─── THE RECORDS ───
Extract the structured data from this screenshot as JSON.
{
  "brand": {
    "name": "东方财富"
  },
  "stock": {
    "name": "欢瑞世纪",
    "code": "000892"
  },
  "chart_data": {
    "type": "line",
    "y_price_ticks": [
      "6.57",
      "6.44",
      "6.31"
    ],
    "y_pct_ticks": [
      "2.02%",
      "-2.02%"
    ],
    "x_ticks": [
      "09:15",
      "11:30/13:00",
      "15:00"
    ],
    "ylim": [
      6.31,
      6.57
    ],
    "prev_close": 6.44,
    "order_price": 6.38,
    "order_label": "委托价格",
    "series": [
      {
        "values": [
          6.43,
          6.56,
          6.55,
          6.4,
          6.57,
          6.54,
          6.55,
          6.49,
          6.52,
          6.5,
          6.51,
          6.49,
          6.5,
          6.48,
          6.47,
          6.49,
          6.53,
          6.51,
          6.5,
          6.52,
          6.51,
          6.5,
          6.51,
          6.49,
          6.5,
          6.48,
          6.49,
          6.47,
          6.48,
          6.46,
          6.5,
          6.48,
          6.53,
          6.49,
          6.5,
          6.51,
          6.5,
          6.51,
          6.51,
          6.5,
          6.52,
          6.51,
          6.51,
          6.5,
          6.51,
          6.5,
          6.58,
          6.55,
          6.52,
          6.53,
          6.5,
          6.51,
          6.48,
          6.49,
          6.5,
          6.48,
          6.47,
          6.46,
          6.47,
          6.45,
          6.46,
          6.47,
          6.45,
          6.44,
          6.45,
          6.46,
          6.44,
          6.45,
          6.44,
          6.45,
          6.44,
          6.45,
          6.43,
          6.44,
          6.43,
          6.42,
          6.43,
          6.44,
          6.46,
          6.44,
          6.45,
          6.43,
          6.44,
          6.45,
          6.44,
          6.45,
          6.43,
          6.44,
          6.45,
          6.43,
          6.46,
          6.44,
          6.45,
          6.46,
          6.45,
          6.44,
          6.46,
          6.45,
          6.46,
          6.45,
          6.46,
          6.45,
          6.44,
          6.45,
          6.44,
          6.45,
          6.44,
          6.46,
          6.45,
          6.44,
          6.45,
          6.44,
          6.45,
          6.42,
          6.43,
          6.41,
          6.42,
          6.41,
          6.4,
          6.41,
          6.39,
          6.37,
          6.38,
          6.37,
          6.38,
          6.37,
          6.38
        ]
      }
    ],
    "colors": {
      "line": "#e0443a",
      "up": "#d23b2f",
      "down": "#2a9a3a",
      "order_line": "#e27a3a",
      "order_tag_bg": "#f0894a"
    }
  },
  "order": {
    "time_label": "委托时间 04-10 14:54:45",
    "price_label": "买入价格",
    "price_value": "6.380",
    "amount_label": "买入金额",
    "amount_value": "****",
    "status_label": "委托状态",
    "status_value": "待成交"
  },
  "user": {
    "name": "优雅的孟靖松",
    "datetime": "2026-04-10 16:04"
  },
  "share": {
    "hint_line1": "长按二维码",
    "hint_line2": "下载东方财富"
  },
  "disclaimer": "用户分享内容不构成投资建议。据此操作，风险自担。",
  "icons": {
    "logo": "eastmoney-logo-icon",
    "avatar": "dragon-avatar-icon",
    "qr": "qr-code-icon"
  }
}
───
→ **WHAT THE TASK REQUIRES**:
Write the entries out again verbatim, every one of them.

→ **EXPECTED ANSWER**:
Extract the structured data from this screenshot as JSON.
{
  "brand": {
    "name": "东方财富"
  },
  "stock": {
    "name": "欢瑞世纪",
    "code": "000892"
  },
  "chart_data": {
    "type": "line",
    "y_price_ticks": [
      "6.57",
      "6.44",
      "6.31"
    ],
    "y_pct_ticks": [
      "2.02%",
      "-2.02%"
    ],
    "x_ticks": [
      "09:15",
      "11:30/13:00",
      "15:00"
    ],
    "ylim": [
      6.31,
      6.57
    ],
    "prev_close": 6.44,
    "order_price": 6.38,
    "order_label": "委托价格",
    "series": [
      {
        "values": [
          6.43,
          6.56,
          6.55,
          6.4,
          6.57,
          6.54,
          6.55,
          6.49,
          6.52,
          6.5,
          6.51,
          6.49,
          6.5,
          6.48,
          6.47,
          6.49,
          6.53,
          6.51,
          6.5,
          6.52,
          6.51,
          6.5,
          6.51,
          6.49,
          6.5,
          6.48,
          6.49,
          6.47,
          6.48,
          6.46,
          6.5,
          6.48,
          6.53,
          6.49,
          6.5,
          6.51,
          6.5,
          6.51,
          6.51,
          6.5,
          6.52,
          6.51,
          6.51,
          6.5,
          6.51,
          6.5,
          6.58,
          6.55,
          6.52,
          6.53,
          6.5,
          6.51,
          6.48,
          6.49,
          6.5,
          6.48,
          6.47,
          6.46,
          6.47,
          6.45,
          6.46,
          6.47,
          6.45,
          6.44,
          6.45,
          6.46,
          6.44,
          6.45,
          6.44,
          6.45,
          6.44,
          6.45,
          6.43,
          6.44,
          6.43,
          6.42,
          6.43,
          6.44,
          6.46,
          6.44,
          6.45,
          6.43,
          6.44,
          6.45,
          6.44,
          6.45,
          6.43,
          6.44,
          6.45,
          6.43,
          6.46,
          6.44,
          6.45,
          6.46,
          6.45,
          6.44,
          6.46,
          6.45,
          6.46,
          6.45,
          6.46,
          6.45,
          6.44,
          6.45,
          6.44,
          6.45,
          6.44,
          6.46,
          6.45,
          6.44,
          6.45,
          6.44,
          6.45,
          6.42,
          6.43,
          6.41,
          6.42,
          6.41,
          6.4,
          6.41,
          6.39,
          6.37,
          6.38,
          6.37,
          6.38,
          6.37,
          6.38
        ]
      }
    ],
    "colors": {
      "line": "#e0443a",
      "up": "#d23b2f",
      "down": "#2a9a3a",
      "order_line": "#e27a3a",
      "order_tag_bg": "#f0894a"
    }
  },
  "order": {
    "time_label": "委托时间 04-10 14:54:45",
    "price_label": "买入价格",
    "price_value": "6.380",
    "amount_label": "买入金额",
    "amount_value": "****",
    "status_label": "委托状态",
    "status_value": "待成交"
  },
  "user": {
    "name": "优雅的孟靖松",
    "datetime": "2026-04-10 16:04"
  },
  "share": {
    "hint_line1": "长按二维码",
    "hint_line2": "下载东方财富"
  },
  "disclaimer": "用户分享内容不构成投资建议。据此操作，风险自担。",
  "icons": {
    "logo": "eastmoney-logo-icon",
    "avatar": "dragon-avatar-icon",
    "qr": "qr-code-icon"
  }
}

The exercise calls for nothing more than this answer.